David Coggins considers the highs and lows of party-going

Party Etiquette IllustrationA good host prepares for a party with foresight, generosity and an appreciation for mischief. Once the festivities are under way, however, the guests must shine if the evening is to be a triumph.

Here are a few considerations to help you secure your position as a return invitee.

-Bring something that’s genuinely welcome. 
You want your host to plan, you should too. Good wine is appreciated, but a magnum of good wine is more appreciated. Your gift will literally tower above the rest of the offerings. Ignore any sharp glances from people who brought lukewarm beer from the deli.

-Speak to a few strangers, and be charitable. 
Don’t take your drink straight to the corner and make withering assessments of other guests’ sartorial strategies. Circulate, you make the hosts job easier, and you can save your postgame analysis to the following day.

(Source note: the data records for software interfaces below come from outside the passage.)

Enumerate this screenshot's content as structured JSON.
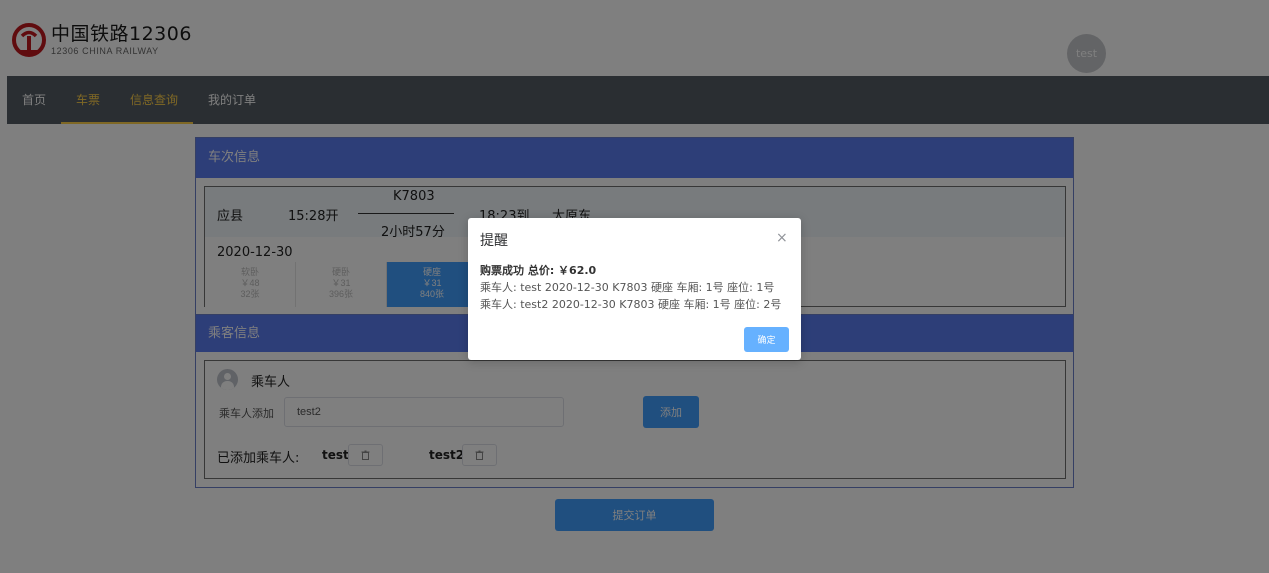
{
  "header": {
    "logo_title": "中国铁路12306",
    "logo_subtitle": "12306 CHINA RAILWAY",
    "user": "test"
  },
  "nav": {
    "items": [
      {
        "label": "首页",
        "active": false
      },
      {
        "label": "车票",
        "active": true
      },
      {
        "label": "信息查询",
        "active": true
      },
      {
        "label": "我的订单",
        "active": false
      }
    ]
  },
  "train_section": {
    "title": "车次信息",
    "from_station": "应县",
    "depart_time": "15:28开",
    "train_no": "K7803",
    "duration": "2小时57分",
    "arrive_time": "18:23到",
    "to_station": "太原东",
    "date": "2020-12-30",
    "seats": [
      {
        "type": "软卧",
        "price": "￥48",
        "remaining": "32张",
        "selected": false
      },
      {
        "type": "硬卧",
        "price": "￥31",
        "remaining": "396张",
        "selected": false
      },
      {
        "type": "硬座",
        "price": "￥31",
        "remaining": "840张",
        "selected": true
      }
    ]
  },
  "passenger_section": {
    "title": "乘客信息",
    "heading": "乘车人",
    "add_label": "乘车人添加",
    "input_value": "test2",
    "add_button": "添加",
    "added_label": "已添加乘车人:",
    "passengers": [
      "test",
      "test2"
    ]
  },
  "submit_button": "提交订单",
  "dialog": {
    "title": "提醒",
    "close": "×",
    "summary": "购票成功 总价: ￥62.0",
    "lines": [
      "乘车人: test 2020-12-30 K7803 硬座 车厢: 1号 座位: 1号",
      "乘车人: test2 2020-12-30 K7803 硬座 车厢: 1号 座位: 2号"
    ],
    "ok_button": "确定"
  },
  "colors": {
    "nav_bg": "#545c64",
    "nav_active": "#ffd04b",
    "section_head": "#5b7cf0",
    "primary": "#409eff",
    "logo_red": "#c0191f"
  }
}
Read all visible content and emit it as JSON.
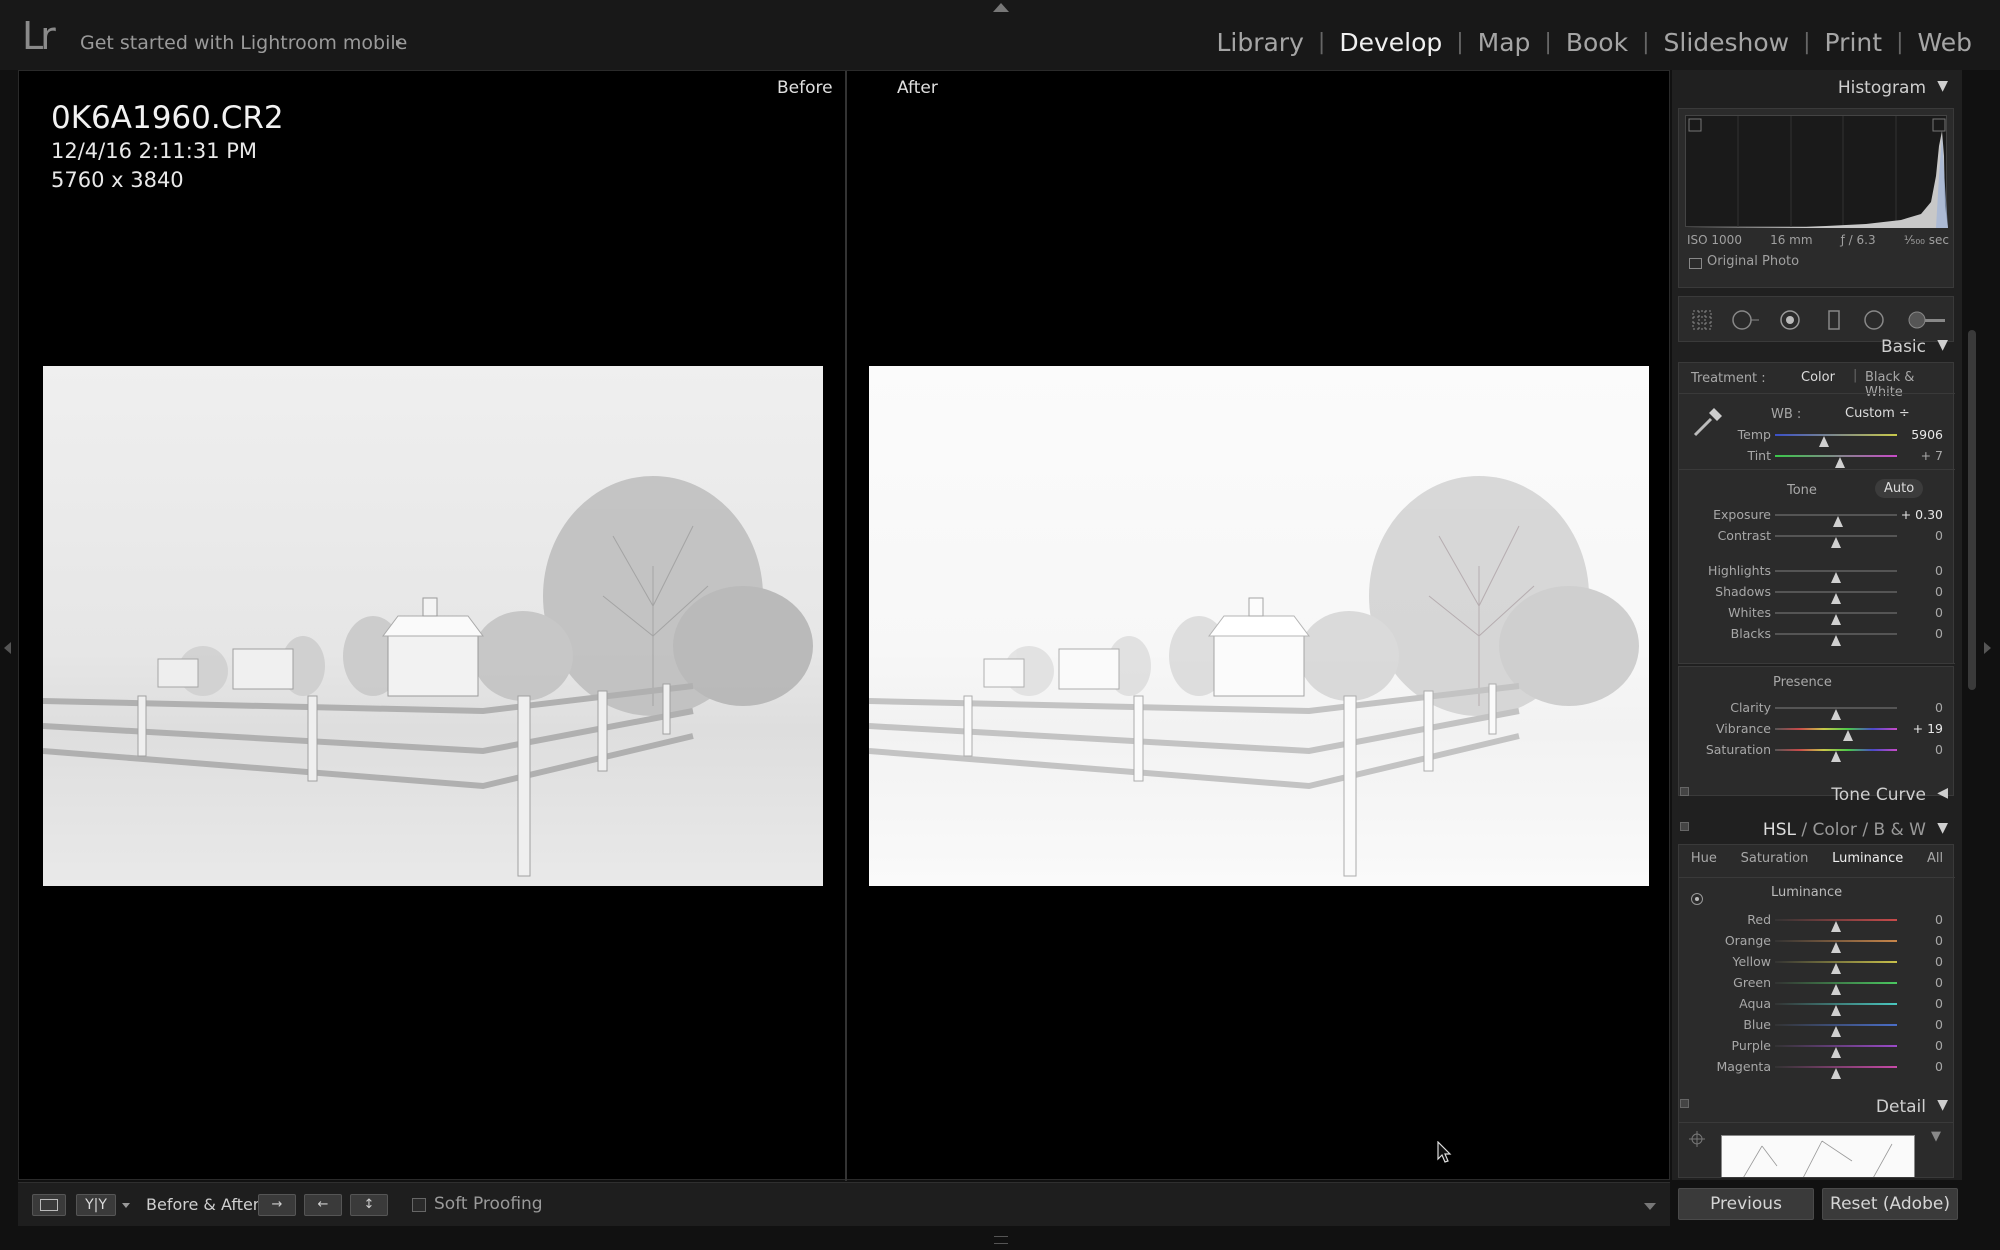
{
  "topbar": {
    "logo": "Lr",
    "mobile_text": "Get started with Lightroom mobile",
    "mobile_arrow": "▸",
    "modules": [
      {
        "label": "Library",
        "active": false
      },
      {
        "label": "Develop",
        "active": true
      },
      {
        "label": "Map",
        "active": false
      },
      {
        "label": "Book",
        "active": false
      },
      {
        "label": "Slideshow",
        "active": false
      },
      {
        "label": "Print",
        "active": false
      },
      {
        "label": "Web",
        "active": false
      }
    ]
  },
  "viewer": {
    "filename": "0K6A1960.CR2",
    "datetime": "12/4/16 2:11:31 PM",
    "dimensions": "5760 x 3840",
    "before_label": "Before",
    "after_label": "After"
  },
  "toolbar": {
    "yy_label": "Y|Y",
    "before_after_label": "Before & After :",
    "soft_proofing_label": "Soft Proofing",
    "swap_icons": [
      "arrow-right-icon",
      "arrow-left-icon",
      "swap-vertical-icon"
    ]
  },
  "histogram": {
    "title": "Histogram",
    "iso": "ISO 1000",
    "focal": "16 mm",
    "aperture": "ƒ / 6.3",
    "shutter": "¹⁄₅₀₀ sec",
    "original_photo": "Original Photo"
  },
  "basic": {
    "title": "Basic",
    "treatment_label": "Treatment :",
    "treatment_color": "Color",
    "treatment_bw": "Black & White",
    "wb_label": "WB :",
    "wb_value": "Custom ÷",
    "tone_label": "Tone",
    "auto_label": "Auto",
    "presence_label": "Presence",
    "wb_sliders": [
      {
        "name": "Temp",
        "value": "5906",
        "pos": 0.4,
        "highlight": true
      },
      {
        "name": "Tint",
        "value": "+ 7",
        "pos": 0.53,
        "highlight": false
      }
    ],
    "tone_sliders": [
      {
        "name": "Exposure",
        "value": "+ 0.30",
        "pos": 0.52,
        "highlight": true
      },
      {
        "name": "Contrast",
        "value": "0",
        "pos": 0.5,
        "highlight": false
      },
      {
        "name": "Highlights",
        "value": "0",
        "pos": 0.5,
        "highlight": false
      },
      {
        "name": "Shadows",
        "value": "0",
        "pos": 0.5,
        "highlight": false
      },
      {
        "name": "Whites",
        "value": "0",
        "pos": 0.5,
        "highlight": false
      },
      {
        "name": "Blacks",
        "value": "0",
        "pos": 0.5,
        "highlight": false
      }
    ],
    "presence_sliders": [
      {
        "name": "Clarity",
        "value": "0",
        "pos": 0.5,
        "highlight": false
      },
      {
        "name": "Vibrance",
        "value": "+ 19",
        "pos": 0.6,
        "highlight": true
      },
      {
        "name": "Saturation",
        "value": "0",
        "pos": 0.5,
        "highlight": false
      }
    ]
  },
  "tone_curve": {
    "title": "Tone Curve"
  },
  "hsl": {
    "title_hsl": "HSL",
    "title_color": "Color",
    "title_bw": "B & W",
    "tabs": [
      "Hue",
      "Saturation",
      "Luminance",
      "All"
    ],
    "active_tab": "Luminance",
    "section_label": "Luminance",
    "sliders": [
      {
        "name": "Red",
        "value": "0",
        "pos": 0.5,
        "color": "#c84a4a"
      },
      {
        "name": "Orange",
        "value": "0",
        "pos": 0.5,
        "color": "#c8864a"
      },
      {
        "name": "Yellow",
        "value": "0",
        "pos": 0.5,
        "color": "#c8c04a"
      },
      {
        "name": "Green",
        "value": "0",
        "pos": 0.5,
        "color": "#4ac860"
      },
      {
        "name": "Aqua",
        "value": "0",
        "pos": 0.5,
        "color": "#4ac8c0"
      },
      {
        "name": "Blue",
        "value": "0",
        "pos": 0.5,
        "color": "#4a6ec8"
      },
      {
        "name": "Purple",
        "value": "0",
        "pos": 0.5,
        "color": "#9a4ac8"
      },
      {
        "name": "Magenta",
        "value": "0",
        "pos": 0.5,
        "color": "#c84aa8"
      }
    ]
  },
  "detail": {
    "title": "Detail"
  },
  "footer": {
    "previous_label": "Previous",
    "reset_label": "Reset (Adobe)"
  }
}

-Don’t hijack the playlist. 
It’s true your taste in music is flawless, but don’t override your host’s devotion to the Smiths with your fixation on the latest underground acid jazz act from Amsterdam. And please do not take it upon yourself to start a dance party.

-Do not lurk where the food appears. 
There is a subset of guests—you know who you are—who strategically station themselves for maximum dining efficiency. They establish base camp near the kitchen or wherever servers appear, and defend their area with the ferocity of a mother bear. You can’t get a canapé past them. Rightly frowned upon since the dawn of social civilization.

-If you’re there at the end, offer to help.
The art of the departure is a tricky one. You don’t want to be scavenging around empty bottles for the last dregs of wine. If you are having such a good time that you discover you are the last one standing at 3am, offer to clean up. It’s a good deed and a classy parting gift. Then, when you pass out in the cab home, your conscience will be clear.

David Coggins considers the art of party attendance